►
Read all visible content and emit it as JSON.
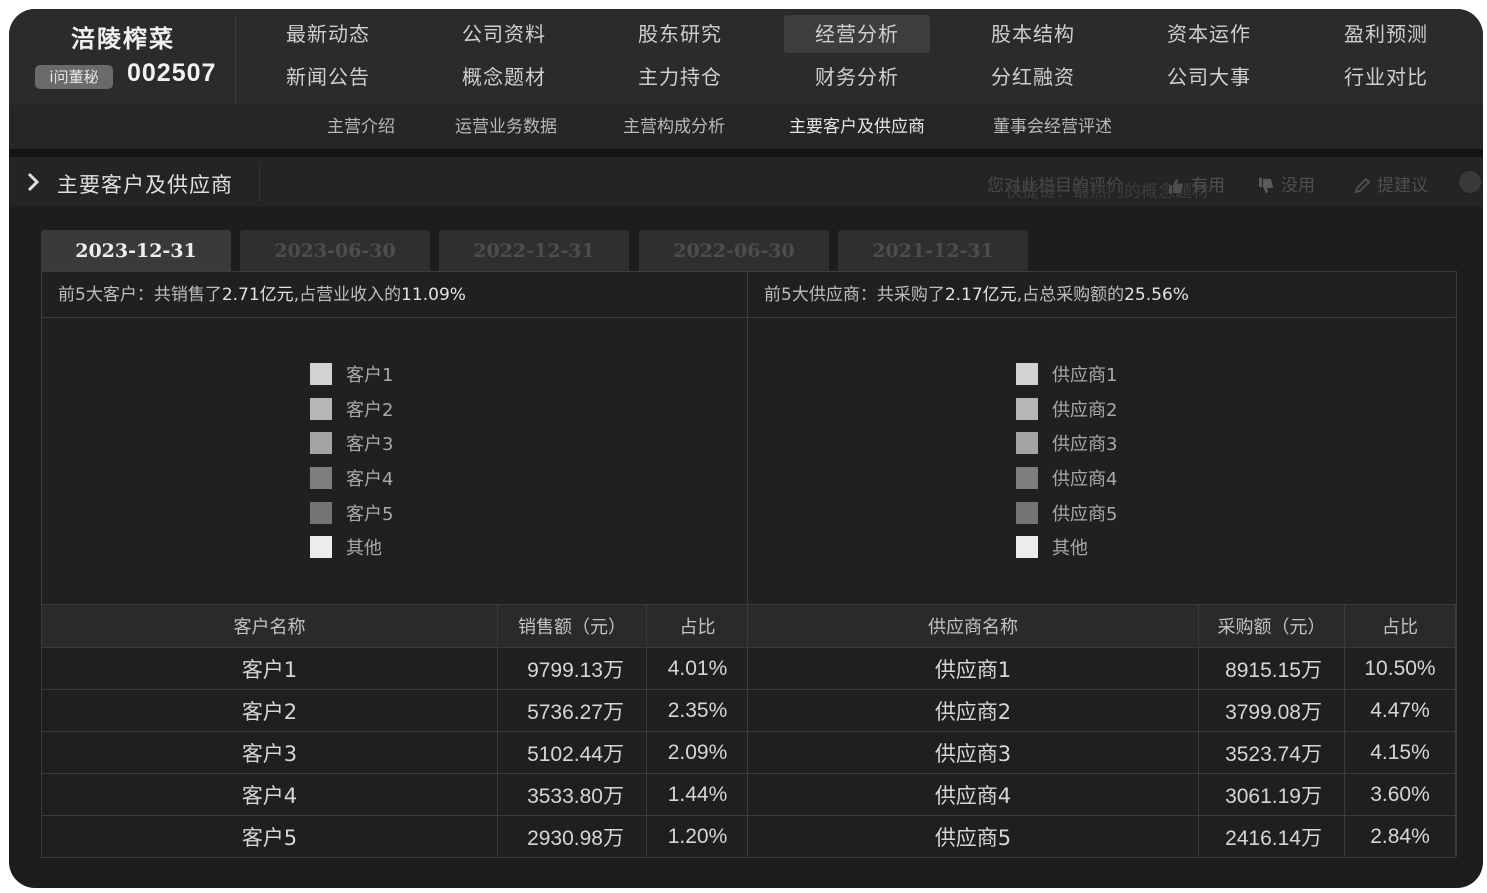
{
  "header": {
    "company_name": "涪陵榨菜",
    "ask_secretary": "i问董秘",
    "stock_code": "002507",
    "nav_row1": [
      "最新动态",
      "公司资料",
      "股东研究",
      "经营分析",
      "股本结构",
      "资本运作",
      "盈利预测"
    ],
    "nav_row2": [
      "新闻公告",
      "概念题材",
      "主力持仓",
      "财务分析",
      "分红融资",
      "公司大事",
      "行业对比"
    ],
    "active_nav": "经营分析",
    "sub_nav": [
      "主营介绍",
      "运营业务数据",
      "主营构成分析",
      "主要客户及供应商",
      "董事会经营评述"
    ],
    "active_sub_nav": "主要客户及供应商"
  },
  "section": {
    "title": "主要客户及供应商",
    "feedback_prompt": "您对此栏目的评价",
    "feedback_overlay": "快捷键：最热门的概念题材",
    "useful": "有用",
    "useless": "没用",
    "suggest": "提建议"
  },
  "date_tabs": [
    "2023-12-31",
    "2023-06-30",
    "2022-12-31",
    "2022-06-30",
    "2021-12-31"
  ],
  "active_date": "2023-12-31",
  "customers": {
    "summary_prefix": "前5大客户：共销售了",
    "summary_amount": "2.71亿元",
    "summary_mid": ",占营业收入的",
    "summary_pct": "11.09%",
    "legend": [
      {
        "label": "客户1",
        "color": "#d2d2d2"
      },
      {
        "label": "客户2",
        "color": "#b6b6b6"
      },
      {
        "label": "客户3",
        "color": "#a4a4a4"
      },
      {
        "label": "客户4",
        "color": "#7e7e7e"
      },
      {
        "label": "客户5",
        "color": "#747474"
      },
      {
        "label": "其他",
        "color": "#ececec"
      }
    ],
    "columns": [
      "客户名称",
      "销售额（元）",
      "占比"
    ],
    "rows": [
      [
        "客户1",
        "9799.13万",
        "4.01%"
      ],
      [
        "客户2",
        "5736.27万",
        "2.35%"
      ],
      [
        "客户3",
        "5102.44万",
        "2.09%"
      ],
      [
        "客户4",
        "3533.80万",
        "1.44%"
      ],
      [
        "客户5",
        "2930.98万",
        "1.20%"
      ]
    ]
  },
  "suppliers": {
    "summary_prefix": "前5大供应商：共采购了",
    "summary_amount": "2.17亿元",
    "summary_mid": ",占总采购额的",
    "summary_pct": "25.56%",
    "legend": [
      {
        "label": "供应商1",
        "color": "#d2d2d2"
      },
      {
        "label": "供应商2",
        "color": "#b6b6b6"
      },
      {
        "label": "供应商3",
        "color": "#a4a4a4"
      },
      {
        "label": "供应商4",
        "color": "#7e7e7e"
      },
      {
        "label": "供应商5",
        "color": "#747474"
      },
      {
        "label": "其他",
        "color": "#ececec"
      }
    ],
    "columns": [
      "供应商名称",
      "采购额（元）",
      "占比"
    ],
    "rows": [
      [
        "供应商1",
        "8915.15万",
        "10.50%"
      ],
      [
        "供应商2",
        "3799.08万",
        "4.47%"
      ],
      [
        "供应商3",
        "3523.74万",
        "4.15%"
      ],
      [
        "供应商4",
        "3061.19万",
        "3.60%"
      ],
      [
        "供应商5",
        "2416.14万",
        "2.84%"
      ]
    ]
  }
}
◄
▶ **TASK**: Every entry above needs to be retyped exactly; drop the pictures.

▶ **WRITTEN ANSWER**:
Read all visible content and emit it as JSON.
{
  "header": {
    "company_name": "涪陵榨菜",
    "ask_secretary": "i问董秘",
    "stock_code": "002507",
    "nav_row1": [
      "最新动态",
      "公司资料",
      "股东研究",
      "经营分析",
      "股本结构",
      "资本运作",
      "盈利预测"
    ],
    "nav_row2": [
      "新闻公告",
      "概念题材",
      "主力持仓",
      "财务分析",
      "分红融资",
      "公司大事",
      "行业对比"
    ],
    "active_nav": "经营分析",
    "sub_nav": [
      "主营介绍",
      "运营业务数据",
      "主营构成分析",
      "主要客户及供应商",
      "董事会经营评述"
    ],
    "active_sub_nav": "主要客户及供应商"
  },
  "section": {
    "title": "主要客户及供应商",
    "feedback_prompt": "您对此栏目的评价",
    "feedback_overlay": "快捷键：最热门的概念题材",
    "useful": "有用",
    "useless": "没用",
    "suggest": "提建议"
  },
  "date_tabs": [
    "2023-12-31",
    "2023-06-30",
    "2022-12-31",
    "2022-06-30",
    "2021-12-31"
  ],
  "active_date": "2023-12-31",
  "customers": {
    "summary_prefix": "前5大客户：共销售了",
    "summary_amount": "2.71亿元",
    "summary_mid": ",占营业收入的",
    "summary_pct": "11.09%",
    "legend": [
      {
        "label": "客户1",
        "color": "#d2d2d2"
      },
      {
        "label": "客户2",
        "color": "#b6b6b6"
      },
      {
        "label": "客户3",
        "color": "#a4a4a4"
      },
      {
        "label": "客户4",
        "color": "#7e7e7e"
      },
      {
        "label": "客户5",
        "color": "#747474"
      },
      {
        "label": "其他",
        "color": "#ececec"
      }
    ],
    "columns": [
      "客户名称",
      "销售额（元）",
      "占比"
    ],
    "rows": [
      [
        "客户1",
        "9799.13万",
        "4.01%"
      ],
      [
        "客户2",
        "5736.27万",
        "2.35%"
      ],
      [
        "客户3",
        "5102.44万",
        "2.09%"
      ],
      [
        "客户4",
        "3533.80万",
        "1.44%"
      ],
      [
        "客户5",
        "2930.98万",
        "1.20%"
      ]
    ]
  },
  "suppliers": {
    "summary_prefix": "前5大供应商：共采购了",
    "summary_amount": "2.17亿元",
    "summary_mid": ",占总采购额的",
    "summary_pct": "25.56%",
    "legend": [
      {
        "label": "供应商1",
        "color": "#d2d2d2"
      },
      {
        "label": "供应商2",
        "color": "#b6b6b6"
      },
      {
        "label": "供应商3",
        "color": "#a4a4a4"
      },
      {
        "label": "供应商4",
        "color": "#7e7e7e"
      },
      {
        "label": "供应商5",
        "color": "#747474"
      },
      {
        "label": "其他",
        "color": "#ececec"
      }
    ],
    "columns": [
      "供应商名称",
      "采购额（元）",
      "占比"
    ],
    "rows": [
      [
        "供应商1",
        "8915.15万",
        "10.50%"
      ],
      [
        "供应商2",
        "3799.08万",
        "4.47%"
      ],
      [
        "供应商3",
        "3523.74万",
        "4.15%"
      ],
      [
        "供应商4",
        "3061.19万",
        "3.60%"
      ],
      [
        "供应商5",
        "2416.14万",
        "2.84%"
      ]
    ]
  }
}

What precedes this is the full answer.